DIRECTIONS ▸ The answer should be a single number, the count of lines in this material that contain "Ranking".

EXTRACTED DATA ▸
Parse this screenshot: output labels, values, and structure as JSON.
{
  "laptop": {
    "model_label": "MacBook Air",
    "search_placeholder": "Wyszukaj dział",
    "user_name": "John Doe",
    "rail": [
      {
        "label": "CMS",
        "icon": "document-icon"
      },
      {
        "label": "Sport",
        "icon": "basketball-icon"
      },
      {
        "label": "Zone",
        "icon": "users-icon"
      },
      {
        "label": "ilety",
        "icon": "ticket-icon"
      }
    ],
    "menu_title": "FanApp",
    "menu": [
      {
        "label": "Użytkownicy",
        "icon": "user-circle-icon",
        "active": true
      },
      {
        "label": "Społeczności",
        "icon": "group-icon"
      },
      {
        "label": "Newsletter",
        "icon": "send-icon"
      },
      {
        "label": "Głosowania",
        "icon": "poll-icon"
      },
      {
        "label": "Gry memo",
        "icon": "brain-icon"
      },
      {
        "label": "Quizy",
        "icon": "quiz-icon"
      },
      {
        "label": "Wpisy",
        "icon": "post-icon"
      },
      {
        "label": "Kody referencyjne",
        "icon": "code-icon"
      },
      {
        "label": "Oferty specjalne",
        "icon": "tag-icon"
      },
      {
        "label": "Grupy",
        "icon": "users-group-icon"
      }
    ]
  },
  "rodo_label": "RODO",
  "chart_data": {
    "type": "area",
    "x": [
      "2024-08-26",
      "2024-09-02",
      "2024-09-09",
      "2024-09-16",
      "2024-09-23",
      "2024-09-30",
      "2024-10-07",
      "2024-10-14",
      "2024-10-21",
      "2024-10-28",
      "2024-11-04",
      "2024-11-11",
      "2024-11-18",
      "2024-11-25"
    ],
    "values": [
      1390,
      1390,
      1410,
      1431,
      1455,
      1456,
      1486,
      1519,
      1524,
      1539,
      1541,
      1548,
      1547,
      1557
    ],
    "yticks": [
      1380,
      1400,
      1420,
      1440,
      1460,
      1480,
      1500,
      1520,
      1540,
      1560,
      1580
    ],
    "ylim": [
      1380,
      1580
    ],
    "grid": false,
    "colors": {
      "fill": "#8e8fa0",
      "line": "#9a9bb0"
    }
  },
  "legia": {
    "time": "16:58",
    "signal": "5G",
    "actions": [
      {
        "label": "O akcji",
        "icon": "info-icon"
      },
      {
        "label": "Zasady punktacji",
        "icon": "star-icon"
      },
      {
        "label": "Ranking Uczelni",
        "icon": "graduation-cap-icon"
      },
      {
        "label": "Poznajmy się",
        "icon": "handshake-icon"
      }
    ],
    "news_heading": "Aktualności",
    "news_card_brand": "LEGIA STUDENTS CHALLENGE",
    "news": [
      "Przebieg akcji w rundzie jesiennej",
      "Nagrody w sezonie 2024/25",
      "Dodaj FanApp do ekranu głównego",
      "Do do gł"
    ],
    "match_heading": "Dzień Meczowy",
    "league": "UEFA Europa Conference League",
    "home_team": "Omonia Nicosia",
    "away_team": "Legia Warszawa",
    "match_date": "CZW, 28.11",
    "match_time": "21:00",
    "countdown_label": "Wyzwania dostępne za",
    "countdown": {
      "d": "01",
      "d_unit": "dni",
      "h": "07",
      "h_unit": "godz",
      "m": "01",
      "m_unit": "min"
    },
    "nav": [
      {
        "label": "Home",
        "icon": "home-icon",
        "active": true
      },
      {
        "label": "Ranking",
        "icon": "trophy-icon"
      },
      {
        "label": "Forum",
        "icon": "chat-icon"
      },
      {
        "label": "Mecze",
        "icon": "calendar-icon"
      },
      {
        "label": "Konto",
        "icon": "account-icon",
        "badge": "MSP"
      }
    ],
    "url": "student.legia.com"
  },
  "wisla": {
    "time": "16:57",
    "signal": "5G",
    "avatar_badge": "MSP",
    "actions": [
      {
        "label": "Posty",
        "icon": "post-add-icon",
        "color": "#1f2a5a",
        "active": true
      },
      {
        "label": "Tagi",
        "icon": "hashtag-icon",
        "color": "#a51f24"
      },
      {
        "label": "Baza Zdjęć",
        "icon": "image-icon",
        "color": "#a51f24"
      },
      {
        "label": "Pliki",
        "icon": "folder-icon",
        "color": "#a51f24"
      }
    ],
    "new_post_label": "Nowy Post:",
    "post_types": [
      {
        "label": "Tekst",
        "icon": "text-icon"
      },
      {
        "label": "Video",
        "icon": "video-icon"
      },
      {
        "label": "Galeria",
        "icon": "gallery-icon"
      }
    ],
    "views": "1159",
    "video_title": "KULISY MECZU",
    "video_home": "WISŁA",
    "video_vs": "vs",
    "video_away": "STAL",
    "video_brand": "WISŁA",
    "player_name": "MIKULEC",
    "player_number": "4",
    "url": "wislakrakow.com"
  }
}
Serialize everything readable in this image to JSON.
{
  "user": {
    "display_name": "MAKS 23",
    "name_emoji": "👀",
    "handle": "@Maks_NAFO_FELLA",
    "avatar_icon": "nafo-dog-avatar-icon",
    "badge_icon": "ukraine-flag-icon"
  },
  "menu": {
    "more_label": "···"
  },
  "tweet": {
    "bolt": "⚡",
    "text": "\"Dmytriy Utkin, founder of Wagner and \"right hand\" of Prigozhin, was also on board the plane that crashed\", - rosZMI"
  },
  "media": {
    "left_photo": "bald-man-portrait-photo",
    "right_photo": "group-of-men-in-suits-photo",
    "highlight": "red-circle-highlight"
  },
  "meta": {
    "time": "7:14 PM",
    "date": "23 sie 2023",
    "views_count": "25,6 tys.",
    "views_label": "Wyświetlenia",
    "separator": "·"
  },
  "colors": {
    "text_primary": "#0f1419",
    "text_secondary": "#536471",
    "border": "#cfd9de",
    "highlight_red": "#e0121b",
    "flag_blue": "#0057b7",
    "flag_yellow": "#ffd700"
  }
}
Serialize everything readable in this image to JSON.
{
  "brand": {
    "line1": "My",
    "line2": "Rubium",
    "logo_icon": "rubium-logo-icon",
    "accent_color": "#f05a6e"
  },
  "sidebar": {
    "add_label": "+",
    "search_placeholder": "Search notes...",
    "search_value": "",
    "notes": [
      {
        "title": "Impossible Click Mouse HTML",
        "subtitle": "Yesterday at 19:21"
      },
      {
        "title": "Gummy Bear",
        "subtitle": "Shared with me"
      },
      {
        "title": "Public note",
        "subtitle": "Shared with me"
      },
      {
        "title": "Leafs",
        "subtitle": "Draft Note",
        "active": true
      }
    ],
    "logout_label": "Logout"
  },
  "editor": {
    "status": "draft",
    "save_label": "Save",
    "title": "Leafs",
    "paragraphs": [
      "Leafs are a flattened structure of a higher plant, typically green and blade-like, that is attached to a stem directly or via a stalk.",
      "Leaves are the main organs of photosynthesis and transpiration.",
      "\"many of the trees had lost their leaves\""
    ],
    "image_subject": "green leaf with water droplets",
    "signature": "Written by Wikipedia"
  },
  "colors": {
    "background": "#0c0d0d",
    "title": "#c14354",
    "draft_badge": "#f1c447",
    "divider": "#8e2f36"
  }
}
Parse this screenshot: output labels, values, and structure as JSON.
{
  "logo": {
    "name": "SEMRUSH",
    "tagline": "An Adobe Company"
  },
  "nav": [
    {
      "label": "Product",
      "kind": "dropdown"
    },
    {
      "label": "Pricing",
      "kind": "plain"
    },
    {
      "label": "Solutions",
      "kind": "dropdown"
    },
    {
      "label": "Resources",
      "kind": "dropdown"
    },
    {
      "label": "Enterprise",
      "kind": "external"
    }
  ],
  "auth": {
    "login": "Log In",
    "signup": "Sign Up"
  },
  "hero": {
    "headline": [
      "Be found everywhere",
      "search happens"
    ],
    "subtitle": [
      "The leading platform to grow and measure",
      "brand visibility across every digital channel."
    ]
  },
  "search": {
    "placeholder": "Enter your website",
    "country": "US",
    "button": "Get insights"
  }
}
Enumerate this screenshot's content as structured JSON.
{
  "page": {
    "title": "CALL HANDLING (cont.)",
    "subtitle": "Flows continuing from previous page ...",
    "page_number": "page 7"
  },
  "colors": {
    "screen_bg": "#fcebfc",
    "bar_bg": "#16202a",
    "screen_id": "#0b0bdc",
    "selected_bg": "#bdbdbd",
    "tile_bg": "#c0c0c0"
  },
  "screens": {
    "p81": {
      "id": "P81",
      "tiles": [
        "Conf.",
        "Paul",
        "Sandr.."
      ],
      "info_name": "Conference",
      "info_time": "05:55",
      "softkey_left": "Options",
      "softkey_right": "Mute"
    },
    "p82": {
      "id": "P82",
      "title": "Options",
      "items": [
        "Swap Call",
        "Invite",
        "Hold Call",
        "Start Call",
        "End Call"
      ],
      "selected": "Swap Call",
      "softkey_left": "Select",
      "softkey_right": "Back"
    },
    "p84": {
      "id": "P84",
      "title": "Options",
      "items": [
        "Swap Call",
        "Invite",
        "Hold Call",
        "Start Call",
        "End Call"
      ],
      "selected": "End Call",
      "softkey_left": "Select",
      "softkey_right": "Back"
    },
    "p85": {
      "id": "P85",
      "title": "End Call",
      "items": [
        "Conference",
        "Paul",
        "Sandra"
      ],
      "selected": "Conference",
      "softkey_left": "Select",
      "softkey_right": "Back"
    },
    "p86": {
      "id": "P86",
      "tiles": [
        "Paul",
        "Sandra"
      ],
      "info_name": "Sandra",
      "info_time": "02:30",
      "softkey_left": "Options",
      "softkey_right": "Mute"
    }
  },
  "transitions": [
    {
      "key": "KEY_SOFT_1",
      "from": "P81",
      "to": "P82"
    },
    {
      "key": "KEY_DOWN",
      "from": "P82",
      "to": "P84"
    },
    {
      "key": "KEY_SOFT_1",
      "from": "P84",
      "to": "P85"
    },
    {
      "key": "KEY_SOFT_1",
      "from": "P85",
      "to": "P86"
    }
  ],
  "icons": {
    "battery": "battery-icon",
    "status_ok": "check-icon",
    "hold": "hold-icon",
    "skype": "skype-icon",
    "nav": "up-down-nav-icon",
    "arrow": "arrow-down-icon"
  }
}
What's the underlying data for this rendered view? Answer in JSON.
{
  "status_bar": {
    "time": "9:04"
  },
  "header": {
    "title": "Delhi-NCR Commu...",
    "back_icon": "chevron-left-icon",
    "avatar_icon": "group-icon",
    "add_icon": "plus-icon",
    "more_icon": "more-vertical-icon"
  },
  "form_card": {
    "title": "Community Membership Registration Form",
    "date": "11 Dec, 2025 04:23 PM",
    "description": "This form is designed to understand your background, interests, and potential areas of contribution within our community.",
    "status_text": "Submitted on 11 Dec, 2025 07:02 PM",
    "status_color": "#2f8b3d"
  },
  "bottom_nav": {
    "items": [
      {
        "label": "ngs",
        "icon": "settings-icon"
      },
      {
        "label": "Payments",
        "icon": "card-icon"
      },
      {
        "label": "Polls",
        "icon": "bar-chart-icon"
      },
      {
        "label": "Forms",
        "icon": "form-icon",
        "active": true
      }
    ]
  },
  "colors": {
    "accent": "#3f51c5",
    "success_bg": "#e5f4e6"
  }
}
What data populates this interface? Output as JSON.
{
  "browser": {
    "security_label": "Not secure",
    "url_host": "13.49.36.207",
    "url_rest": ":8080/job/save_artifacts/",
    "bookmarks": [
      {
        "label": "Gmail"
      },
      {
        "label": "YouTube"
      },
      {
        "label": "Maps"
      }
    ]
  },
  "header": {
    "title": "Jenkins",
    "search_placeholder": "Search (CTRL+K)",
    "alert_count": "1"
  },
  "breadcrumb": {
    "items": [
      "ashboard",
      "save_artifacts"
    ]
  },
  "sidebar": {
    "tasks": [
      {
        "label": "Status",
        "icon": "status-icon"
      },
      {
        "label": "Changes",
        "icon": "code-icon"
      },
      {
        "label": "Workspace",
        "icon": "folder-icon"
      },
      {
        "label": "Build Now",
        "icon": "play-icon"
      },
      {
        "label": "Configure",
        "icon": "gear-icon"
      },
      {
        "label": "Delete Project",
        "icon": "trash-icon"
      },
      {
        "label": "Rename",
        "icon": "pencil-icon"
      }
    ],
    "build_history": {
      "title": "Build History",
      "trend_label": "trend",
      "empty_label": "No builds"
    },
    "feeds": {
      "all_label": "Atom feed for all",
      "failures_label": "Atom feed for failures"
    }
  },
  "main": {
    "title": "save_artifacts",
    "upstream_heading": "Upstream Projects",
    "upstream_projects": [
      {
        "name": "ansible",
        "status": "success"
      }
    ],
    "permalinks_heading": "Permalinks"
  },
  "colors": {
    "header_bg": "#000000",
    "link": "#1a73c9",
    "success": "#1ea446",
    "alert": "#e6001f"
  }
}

EXERCISE ANSWER ▸ 2